    Accurate blood pressure (BP) measurement is important for the detection and treatment of hypertension. Despite widespread use of automated devices, there is limited published evidence for their reliability and accuracy. To determine the reliability and accuracy of the xxxxxx, a commonly used non-invasive oscillometric BP monitor The Dinamap was evaluated against the mercury manometer in 70 randomly selected adult hospitalised medical patients. Each individual underwent three sets of standardised BP measurement by automated method and three sets by mercury manometer by two independent observers. Reliability of BP measurement was assessed by repeated measures analysis. Dinamap accuracy was evaluated according to the American Association of Medical Instrumentation (AAMI) and British Hypertension Society (BHS) guidelines. Most patients were either normotensive or had stage I hypertension. The Dinamap tended to overestimate lower diastolic BP, and displayed poor reliability (P < 0.05). despite meeting aami guidelines, only 59% of systolic and 56% of diastolic dinamap readings were within 5 mm hg of the mercury manometer and 84% of systolic and 80% of diastolic readings were within 10 mm hg (bhs grade c). systolic and diastolic accuracy were worse with pressures >160/90 mm Hg (grade D) although these measures were based on a smaller sample of subjects. In conclusion the Dinamap yields inaccurate estimates of both systolic and diastolic BP even under standardised, and thus optimal conditions. This inaccuracy is exaggerated at higher BP (>160/90 mm Hg), although the number of measurements at higher pressures was small. We recommend that this device not be used when accurate BP measurement is needed for therapeutic decision-making.

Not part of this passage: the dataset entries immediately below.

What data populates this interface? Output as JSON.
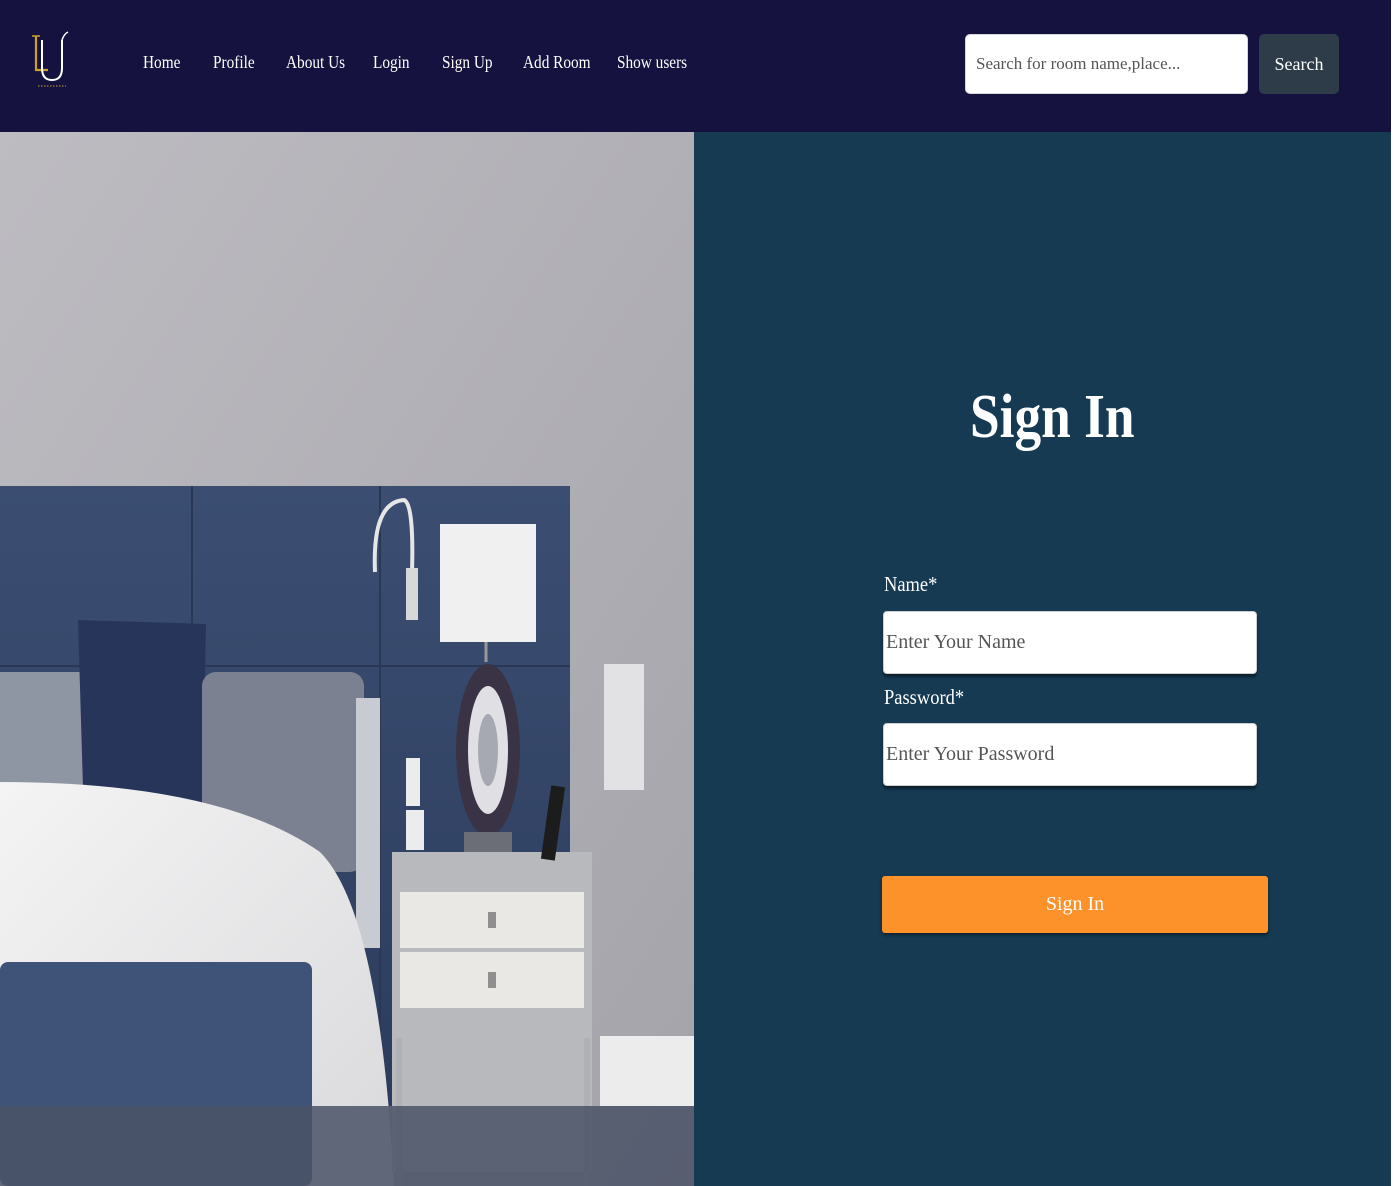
{
  "nav": {
    "links": [
      {
        "label": "Home"
      },
      {
        "label": "Profile"
      },
      {
        "label": "About Us"
      },
      {
        "label": "Login"
      },
      {
        "label": "Sign Up"
      },
      {
        "label": "Add Room"
      },
      {
        "label": "Show users"
      }
    ],
    "search_placeholder": "Search for room name,place...",
    "search_label": "Search"
  },
  "logo": {
    "icon": "lu-monogram-logo",
    "colors": [
      "#c9a227",
      "#ffffff"
    ]
  },
  "hero": {
    "icon": "bedroom-photo"
  },
  "form": {
    "title": "Sign In",
    "name_label": "Name*",
    "name_placeholder": "Enter Your Name",
    "password_label": "Password*",
    "password_placeholder": "Enter Your Password",
    "submit_label": "Sign In"
  },
  "colors": {
    "navbar": "#15123f",
    "panel": "#153a52",
    "accent": "#fd912a",
    "search_button": "#2d3c48"
  }
}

    PMID: 12214262 [PubMed - indexed for MEDLINE]
  9. by   Daytonite
    some years ago i proudly bought and started using my own little automatic b/p cuff only to discover that something wasn't right with some of the b/ps. i did my own little survey and found that on the patients with irregular heart rates the cuff was often 20 points out of whack compared to my own manual pressure that i took on the same patient. i started taking manual b/ps on the patient's with irregular heart rates after that. i have talked with several respiratory therapists who have told me that the pulse ox machines also don't give an accurate reading on patients with irregular pulses. watch one sometime as it tries desperately to calculate a oxygen percentage with an irregular pulse. it has a very hard time doing the calculation because it can't get a accurate pulse count.
  10. by   jb2u
    When doing a manual bp, you must do it slow to insure that you "get" every beat. It is not recommended to use a auto-bp machine, however there are times when you must. Sometimes we have VERY obese pts or pts with mast on one side and an av graft on the other, so we have to read it in the legs. Sometimes the pt's bp is just too you can use a doppler, but you get only the systolic number. Point is...manual is best, but sometimes you just can't get a is better to be off by 20 than to not get it at all.
  11. by   Lil123
    Thanks everyone what an interesting discussion! I guess I'd better practice,practice.
  12. by   danh3190
    When counting pulses or manually measuring a BP on an irregular pulse I've often noticed that after a pause in the pulse the next beat would be very strong (Frank-Starling effect????). I was wondering if that beat would give an artificially high systolic reading and whether I should repeat the measurement? Would that strong pulse screw up automated equipment?